■ ACTION ITEM: Filter the records below and copy every line containing the word "image".

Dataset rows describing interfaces
#####
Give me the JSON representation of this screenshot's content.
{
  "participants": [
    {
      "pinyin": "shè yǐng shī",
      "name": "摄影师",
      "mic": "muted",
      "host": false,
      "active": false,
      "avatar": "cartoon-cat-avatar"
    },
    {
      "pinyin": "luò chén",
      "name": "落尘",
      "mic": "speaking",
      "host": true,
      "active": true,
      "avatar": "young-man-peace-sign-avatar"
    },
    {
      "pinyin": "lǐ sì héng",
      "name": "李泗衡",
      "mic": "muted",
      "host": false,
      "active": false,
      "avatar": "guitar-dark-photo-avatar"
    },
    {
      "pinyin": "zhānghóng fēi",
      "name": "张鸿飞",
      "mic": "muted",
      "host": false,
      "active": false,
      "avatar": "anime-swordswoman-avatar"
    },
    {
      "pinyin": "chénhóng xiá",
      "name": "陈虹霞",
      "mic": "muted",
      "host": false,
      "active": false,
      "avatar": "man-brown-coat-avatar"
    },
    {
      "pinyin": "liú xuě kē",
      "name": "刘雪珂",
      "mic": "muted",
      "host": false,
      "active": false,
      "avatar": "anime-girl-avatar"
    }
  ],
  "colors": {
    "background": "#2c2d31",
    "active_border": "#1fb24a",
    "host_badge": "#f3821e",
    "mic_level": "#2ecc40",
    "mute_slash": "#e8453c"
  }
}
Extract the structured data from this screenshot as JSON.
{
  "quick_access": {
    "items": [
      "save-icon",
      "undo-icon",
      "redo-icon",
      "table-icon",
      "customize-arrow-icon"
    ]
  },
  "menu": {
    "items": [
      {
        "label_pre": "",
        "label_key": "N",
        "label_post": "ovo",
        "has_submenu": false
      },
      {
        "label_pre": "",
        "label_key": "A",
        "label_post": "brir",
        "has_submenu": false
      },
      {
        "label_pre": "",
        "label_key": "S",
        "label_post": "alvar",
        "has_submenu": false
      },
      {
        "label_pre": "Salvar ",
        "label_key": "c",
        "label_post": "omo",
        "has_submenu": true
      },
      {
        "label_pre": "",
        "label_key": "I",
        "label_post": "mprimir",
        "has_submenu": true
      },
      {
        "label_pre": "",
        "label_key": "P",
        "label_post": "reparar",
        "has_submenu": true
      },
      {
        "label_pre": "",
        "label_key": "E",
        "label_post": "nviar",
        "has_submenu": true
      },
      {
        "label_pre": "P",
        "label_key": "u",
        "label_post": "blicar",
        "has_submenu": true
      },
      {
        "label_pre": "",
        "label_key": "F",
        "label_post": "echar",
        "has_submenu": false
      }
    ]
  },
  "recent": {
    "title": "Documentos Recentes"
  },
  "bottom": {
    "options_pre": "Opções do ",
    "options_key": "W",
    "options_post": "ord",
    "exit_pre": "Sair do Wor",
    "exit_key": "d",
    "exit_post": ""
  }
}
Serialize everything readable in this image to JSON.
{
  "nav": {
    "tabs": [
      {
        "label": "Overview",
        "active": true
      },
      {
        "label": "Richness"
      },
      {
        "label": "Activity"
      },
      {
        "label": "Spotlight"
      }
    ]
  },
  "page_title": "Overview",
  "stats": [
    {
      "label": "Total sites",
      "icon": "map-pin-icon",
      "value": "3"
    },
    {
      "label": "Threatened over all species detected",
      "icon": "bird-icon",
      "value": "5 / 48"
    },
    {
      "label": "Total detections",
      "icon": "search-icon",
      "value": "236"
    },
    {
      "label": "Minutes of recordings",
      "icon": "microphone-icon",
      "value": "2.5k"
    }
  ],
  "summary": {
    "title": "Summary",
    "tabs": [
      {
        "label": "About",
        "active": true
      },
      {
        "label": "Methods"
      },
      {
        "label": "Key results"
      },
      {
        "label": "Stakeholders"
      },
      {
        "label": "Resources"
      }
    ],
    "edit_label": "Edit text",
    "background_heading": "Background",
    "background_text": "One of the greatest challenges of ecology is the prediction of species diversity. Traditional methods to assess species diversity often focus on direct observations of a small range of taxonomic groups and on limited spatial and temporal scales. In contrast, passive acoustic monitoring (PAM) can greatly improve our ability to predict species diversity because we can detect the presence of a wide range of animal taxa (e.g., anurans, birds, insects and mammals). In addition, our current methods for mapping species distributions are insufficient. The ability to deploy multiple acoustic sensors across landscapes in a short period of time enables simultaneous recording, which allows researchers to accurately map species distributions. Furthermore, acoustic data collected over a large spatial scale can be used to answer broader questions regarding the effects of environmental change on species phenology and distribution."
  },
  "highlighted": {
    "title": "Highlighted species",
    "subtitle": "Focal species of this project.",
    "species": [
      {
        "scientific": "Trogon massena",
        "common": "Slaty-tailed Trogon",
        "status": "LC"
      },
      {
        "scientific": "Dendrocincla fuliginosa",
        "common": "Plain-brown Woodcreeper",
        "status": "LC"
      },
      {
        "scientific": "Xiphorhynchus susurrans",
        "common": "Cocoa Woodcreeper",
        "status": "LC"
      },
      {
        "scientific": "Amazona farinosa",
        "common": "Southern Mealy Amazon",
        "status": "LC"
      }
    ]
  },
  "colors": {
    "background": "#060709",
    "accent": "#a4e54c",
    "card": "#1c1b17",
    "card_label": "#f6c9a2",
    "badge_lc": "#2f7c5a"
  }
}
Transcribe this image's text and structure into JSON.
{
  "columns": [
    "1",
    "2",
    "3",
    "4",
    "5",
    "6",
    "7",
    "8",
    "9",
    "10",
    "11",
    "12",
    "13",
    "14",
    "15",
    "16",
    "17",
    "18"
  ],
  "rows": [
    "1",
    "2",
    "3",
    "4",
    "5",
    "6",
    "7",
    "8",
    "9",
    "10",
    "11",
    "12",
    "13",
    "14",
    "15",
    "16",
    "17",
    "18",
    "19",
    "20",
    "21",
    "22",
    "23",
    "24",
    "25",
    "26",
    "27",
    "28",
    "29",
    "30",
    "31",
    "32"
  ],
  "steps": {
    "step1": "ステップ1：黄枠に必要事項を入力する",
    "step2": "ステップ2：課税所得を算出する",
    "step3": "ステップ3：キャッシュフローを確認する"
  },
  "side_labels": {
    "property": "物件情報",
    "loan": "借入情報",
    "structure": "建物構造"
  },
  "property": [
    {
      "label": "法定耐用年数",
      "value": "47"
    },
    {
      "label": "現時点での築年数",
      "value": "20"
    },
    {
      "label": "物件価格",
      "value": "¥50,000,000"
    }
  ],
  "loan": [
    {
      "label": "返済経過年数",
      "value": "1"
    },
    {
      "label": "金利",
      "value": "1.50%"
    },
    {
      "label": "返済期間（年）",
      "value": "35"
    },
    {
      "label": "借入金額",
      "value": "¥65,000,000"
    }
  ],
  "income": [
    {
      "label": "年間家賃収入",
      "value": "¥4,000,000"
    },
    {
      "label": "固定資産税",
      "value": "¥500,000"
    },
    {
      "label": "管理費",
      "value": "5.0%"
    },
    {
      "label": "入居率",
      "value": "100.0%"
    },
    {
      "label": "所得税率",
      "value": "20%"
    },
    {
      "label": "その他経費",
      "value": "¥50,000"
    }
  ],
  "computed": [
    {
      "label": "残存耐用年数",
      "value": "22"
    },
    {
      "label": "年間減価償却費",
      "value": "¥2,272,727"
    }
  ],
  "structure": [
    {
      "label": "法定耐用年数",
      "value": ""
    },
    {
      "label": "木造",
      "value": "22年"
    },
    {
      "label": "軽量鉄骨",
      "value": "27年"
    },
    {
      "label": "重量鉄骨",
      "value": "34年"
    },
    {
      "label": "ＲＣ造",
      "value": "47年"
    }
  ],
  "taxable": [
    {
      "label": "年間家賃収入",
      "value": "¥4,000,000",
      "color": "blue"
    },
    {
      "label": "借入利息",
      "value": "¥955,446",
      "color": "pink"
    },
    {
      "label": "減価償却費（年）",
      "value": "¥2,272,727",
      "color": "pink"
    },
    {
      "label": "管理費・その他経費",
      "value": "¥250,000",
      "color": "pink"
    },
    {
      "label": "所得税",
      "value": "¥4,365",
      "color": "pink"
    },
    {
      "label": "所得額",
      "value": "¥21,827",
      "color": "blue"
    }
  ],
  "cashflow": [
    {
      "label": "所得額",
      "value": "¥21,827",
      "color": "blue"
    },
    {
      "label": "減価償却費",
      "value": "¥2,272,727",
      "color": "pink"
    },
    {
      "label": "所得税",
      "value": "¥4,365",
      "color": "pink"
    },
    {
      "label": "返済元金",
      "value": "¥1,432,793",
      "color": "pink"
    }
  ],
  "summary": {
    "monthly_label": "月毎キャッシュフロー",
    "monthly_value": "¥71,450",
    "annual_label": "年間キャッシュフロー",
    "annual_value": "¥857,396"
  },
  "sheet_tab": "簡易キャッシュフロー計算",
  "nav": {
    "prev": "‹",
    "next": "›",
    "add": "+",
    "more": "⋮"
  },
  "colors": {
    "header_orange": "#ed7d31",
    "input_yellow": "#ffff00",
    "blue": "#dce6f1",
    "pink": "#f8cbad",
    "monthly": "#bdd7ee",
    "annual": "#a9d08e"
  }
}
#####
■ SOLUTION FOR THIS EXERCISE:
Serialize everything readable in this image to JSON.
Transcribe this image's text and structure into JSON.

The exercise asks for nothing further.